Citing low water pressure due to broken pipes near campus, Jackson State University sent an email Monday morning asking students to wait to move into dorms until later this week or this weekend.
Residence halls are scheduled to open tomorrow, Jan. 4, at 4 p.m.
The request comes after freezing temperatures strained Jackson’s ailing water system over the holiday, causing water line breaks throughout the city and near JSU’s campus.
“As an update, the City of Jackson continues to make repairs to broken water pipes near campus,” the university wrote. “While we anticipate these repairs should be completed before classes begin on January 9th, our water pressure on campus remains low at this time. For your convenience, students who can are encouraged to arrive in the latter part of the week or weekend.”
This is the second consecutive semester that JSU has asked students to delay moving into dorms due to water issues on campus. Last fall, in the weeks leading up to the citywide water crisis, JSU postponed move-in for 750 students for two days, citing “unprecedented water pressure issues” affecting water flow on the upper floors of student housing.
Many students went home during the water crisis last year. Students who stayed on campus had to use portable showers and toilets, and there was no laundry service.
The city’s water issues have caused periods of low to no water pressure at JSU as far back as 2010. The campus, west of downtown and far from the water treatment plants, relies on some of the oldest pipes in the capital city.
In recent years, the Jackson State and the Institutions of Higher Learning Board of Trustees have explored moving the campus off the city’s water system, which currently supports heating, cooling, potable and non-potable water, and fire protection systems.
These efforts have, so far, seen little to no success.
During last year’s legislative session, IHL requested more than $17 million in funds for water-related projects on JSU’s campus. The Legislature did not fulfill those requests.
JSU has requested federal pandemic dollars to pay for a plan to build its own water system, but the state has said the award is not guaranteed. A spokesperson for the Department of Finance and Administration said it has not yet awarded these funds.
A bill proposed last session by Rep. Angela Cockerham, I-Magnolia, sought $8 million for JSU for costs associated with building a separate water system. It died in committee.
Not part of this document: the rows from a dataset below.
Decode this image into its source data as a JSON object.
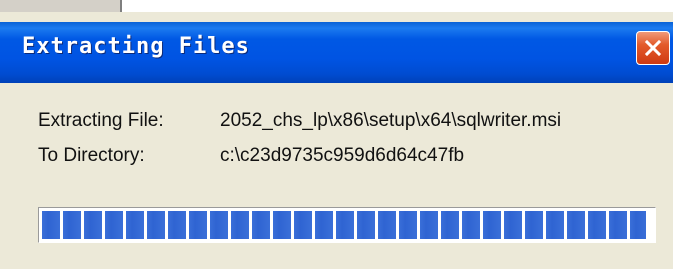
{
  "dialog": {
    "title": "Extracting Files",
    "file_label": "Extracting File:",
    "file_value": "2052_chs_lp\\x86\\setup\\x64\\sqlwriter.msi",
    "dir_label": "To Directory:",
    "dir_value": "c:\\c23d9735c959d6d64c47fb"
  },
  "progress": {
    "percent": 99
  },
  "colors": {
    "titlebar": "#0054e3",
    "close_button": "#e35b2b",
    "progress_block": "#3a6fd8",
    "window": "#ece9d8"
  },
  "icons": {
    "close": "close-icon"
  }
}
Four Mississippi universities have their own water systems, according to the Institutions of Higher Learning. They include Alcorn State University, Mississippi Valley State University, Mississippi State University, and the University of Mississippi.
The University of Mississippi Medical Center uses its own water source for about 90% of campus with the remaining coming from the city, IHL’s spokesperson, Caron Blanton, wrote in an email earlier this year.
Molly Minta covers higher education for Mississippi Today, in partnership with Open Campus.